Fair access to care services (FACS): prioritising eligibility for care and support
Assessment - Personalisation and the assessment process: implications for practice
The purpose of a community care assessment is to identify and evaluate an individual’s presenting needs and how these needs impose barriers to that person’s independence and/or wellbeing. Information derived from an individual’s assessment should be used to inform decisions on eligibility.(‘Response to the first contact and assessment’, DH, 2010, para 78)
Simon’s story – good assessment the foundation of stability and quality of life
Simon, aged 39, lives in the community. He needs considerable support because of his learning difficulties and health problems. Assessments of Simon’s needs produced a combination of family care with support from a third sector organisation. Over the years his support has been reassessed to meet his changing needs. Careful assessment has enabled Simon to have a good quality of life, to remain integral to his family and to follow his interests in gardening, ecology and arts for the past 15 years.
The section of the 2010 DH Guidance headed ‘Response to the first contact and assessment’ outlines good practice when undertaking assessments. The guidance makes it clear that assessing the needs of groups with particular conditions (e.g. deaf-blind people) must be undertaken by staff with the necessary specialist expertise in that area. Staff should:
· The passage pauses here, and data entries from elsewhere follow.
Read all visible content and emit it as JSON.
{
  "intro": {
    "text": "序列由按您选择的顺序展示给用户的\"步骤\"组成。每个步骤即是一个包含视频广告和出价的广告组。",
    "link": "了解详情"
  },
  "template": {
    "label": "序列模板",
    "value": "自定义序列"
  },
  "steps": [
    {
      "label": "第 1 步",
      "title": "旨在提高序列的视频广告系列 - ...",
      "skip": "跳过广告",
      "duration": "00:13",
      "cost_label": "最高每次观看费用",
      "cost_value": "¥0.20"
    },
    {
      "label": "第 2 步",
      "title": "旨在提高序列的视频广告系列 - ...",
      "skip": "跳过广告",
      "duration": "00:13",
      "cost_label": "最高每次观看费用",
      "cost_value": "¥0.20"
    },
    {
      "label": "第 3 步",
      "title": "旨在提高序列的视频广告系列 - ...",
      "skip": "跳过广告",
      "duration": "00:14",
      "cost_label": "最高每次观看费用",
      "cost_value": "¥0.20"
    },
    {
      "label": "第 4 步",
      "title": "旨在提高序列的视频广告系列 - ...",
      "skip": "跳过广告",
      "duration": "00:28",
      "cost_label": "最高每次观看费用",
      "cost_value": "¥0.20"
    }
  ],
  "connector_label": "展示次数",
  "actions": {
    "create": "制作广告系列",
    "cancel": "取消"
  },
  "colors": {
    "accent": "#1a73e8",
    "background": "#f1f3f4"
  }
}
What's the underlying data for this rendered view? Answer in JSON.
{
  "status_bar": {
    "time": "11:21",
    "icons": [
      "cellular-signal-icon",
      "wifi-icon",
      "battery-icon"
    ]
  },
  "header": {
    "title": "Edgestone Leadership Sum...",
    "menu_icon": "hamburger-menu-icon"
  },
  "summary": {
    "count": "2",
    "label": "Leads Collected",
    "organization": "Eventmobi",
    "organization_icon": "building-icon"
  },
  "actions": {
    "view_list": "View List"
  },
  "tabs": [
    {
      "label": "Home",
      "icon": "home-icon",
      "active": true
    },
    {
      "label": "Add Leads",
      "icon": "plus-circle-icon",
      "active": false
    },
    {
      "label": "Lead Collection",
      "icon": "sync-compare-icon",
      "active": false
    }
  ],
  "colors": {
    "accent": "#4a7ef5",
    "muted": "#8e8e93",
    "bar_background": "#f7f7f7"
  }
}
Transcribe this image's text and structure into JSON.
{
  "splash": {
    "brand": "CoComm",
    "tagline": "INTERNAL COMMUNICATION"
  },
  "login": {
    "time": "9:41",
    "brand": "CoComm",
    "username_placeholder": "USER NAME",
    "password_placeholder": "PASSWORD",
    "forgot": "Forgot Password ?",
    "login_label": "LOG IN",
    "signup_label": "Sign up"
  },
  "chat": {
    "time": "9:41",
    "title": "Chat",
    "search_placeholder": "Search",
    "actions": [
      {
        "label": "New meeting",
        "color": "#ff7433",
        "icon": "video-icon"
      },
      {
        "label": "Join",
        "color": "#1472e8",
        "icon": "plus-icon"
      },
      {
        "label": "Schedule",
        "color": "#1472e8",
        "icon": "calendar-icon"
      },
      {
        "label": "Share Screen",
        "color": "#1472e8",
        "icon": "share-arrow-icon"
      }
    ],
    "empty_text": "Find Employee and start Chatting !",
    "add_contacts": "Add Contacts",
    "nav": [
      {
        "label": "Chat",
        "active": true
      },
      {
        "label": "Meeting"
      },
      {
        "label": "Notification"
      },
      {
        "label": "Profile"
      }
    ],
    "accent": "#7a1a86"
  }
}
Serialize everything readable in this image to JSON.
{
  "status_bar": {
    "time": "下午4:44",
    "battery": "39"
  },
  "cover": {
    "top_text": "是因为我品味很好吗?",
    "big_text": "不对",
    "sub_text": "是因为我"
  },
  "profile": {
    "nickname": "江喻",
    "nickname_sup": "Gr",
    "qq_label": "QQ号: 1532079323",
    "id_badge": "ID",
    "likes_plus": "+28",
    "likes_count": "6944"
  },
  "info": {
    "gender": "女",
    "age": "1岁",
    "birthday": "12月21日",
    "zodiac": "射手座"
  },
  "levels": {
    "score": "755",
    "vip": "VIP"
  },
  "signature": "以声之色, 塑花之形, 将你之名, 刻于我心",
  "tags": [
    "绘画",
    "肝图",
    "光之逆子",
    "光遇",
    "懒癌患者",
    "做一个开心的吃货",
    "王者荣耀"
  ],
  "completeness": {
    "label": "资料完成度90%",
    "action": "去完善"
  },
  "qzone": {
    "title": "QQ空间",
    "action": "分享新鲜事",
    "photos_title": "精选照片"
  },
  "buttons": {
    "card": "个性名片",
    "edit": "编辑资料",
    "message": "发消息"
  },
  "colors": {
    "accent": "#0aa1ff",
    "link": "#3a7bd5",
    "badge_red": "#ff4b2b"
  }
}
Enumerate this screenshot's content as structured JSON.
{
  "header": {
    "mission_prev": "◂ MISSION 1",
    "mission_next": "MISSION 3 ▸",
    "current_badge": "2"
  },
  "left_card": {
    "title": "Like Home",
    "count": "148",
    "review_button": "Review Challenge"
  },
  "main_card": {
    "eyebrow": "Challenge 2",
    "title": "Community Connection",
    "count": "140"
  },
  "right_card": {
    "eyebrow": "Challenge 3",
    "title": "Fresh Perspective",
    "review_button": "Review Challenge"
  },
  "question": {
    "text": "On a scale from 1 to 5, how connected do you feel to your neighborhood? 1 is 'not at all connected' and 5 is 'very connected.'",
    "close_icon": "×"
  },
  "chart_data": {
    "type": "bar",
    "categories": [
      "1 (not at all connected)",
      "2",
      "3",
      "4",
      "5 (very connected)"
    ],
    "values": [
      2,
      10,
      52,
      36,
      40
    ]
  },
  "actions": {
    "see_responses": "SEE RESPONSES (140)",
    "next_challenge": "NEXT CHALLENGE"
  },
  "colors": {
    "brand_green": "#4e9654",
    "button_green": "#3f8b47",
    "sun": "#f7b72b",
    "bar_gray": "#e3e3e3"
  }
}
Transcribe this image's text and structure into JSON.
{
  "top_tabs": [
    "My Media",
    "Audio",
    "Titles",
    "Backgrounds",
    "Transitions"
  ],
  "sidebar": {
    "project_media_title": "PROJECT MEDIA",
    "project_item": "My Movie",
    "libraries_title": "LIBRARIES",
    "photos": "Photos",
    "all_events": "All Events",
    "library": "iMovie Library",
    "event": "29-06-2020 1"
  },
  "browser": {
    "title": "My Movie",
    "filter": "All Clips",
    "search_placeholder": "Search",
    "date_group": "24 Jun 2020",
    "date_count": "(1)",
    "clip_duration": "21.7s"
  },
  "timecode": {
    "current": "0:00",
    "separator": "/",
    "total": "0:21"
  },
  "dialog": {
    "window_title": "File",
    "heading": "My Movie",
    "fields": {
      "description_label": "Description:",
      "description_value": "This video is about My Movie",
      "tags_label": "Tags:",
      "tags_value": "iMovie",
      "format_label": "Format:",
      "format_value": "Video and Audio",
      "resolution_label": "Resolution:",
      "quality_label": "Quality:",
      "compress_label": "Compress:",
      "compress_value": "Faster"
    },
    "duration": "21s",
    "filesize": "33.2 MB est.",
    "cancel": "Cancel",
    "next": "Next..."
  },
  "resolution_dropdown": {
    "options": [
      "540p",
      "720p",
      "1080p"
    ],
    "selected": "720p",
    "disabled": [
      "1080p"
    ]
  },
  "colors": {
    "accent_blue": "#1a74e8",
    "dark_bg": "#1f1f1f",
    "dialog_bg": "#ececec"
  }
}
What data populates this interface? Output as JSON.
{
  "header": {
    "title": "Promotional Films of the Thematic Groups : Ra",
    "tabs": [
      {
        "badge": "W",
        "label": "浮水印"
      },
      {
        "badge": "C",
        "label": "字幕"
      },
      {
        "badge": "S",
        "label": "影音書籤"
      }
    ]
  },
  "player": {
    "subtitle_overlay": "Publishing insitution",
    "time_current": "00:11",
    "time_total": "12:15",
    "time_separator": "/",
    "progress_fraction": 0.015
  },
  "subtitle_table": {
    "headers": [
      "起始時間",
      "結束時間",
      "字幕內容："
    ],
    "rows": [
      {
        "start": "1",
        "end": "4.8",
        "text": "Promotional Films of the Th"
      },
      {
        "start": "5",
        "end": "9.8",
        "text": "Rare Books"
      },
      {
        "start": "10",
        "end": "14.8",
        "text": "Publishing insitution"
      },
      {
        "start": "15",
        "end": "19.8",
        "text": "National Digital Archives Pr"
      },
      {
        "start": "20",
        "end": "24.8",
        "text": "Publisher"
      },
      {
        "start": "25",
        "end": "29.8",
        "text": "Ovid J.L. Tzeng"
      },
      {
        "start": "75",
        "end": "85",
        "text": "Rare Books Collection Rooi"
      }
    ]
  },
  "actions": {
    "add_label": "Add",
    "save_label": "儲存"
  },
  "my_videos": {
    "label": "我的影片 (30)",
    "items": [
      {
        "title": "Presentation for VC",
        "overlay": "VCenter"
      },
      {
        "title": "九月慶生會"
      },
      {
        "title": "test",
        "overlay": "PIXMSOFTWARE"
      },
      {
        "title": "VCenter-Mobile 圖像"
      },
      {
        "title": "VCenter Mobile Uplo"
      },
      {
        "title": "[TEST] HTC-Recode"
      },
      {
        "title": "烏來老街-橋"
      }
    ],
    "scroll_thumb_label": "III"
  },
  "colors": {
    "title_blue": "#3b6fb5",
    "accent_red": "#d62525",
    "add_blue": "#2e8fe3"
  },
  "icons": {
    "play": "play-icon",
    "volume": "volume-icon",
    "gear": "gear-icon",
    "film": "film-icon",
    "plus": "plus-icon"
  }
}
- work in partnership with individuals and their carers at all stages of the assessment process, beginning with the assumption that people are best placed to judge their own wellbeing, and should be provided with the information and support necessary to participate as fully as possible in decisions relating to their welfare
- explain how the assessment process for care and support works, advise on the likely timescale and tell people and carers how they can track progress in the meantime
- ensure that knowledge about the individual’s and carer’s health conditions, health care needs and NHS support informs the assessment process
- apply the principles of personalisation to:
- maximise individuals’ and carers’ choices and control over their lives, and prioritise the outcomes they value
- recognise individuals’ and carers’ expert contributions to assessment
- explore solutions that lie within the individual’s own network or via local community resources
- signpost to or provide information and advice on support from universal services, other agencies and community resources.
- Draw on the results of self-assessment to inform the assessment process.
- Carry out capacity assessments where necessary, and Best Interests decision making if individuals are assessed as lacking the mental capacity to make a particular decision themselves.
- Ensure that the scope of the assessment process is proportionate to the person’s need and fit for purpose.
- Collect sufficient evidence to make a sound judgement about eligibility within the FACS bandings and criteria, agree outcomes, support the individual to identify and manage risks, and address any safeguarding issues.
The Care Bill includes provision to establish national eligibility criteria for adult care and support. This is to be achieved through regulations to be made under a power in Clause 13. These will set a minimum threshold for people’s care and support needs which must be met by local authorities in all areas. Local authorities will not be able to restrict eligibility beyond this threshold, but if they wish to do so they can meet other needs which are below the national threshold. The government proposes to set the national threshold at a level equivalent to ‘substantial’ in the current system. This is the level currently operated by the vast majority of local authorities.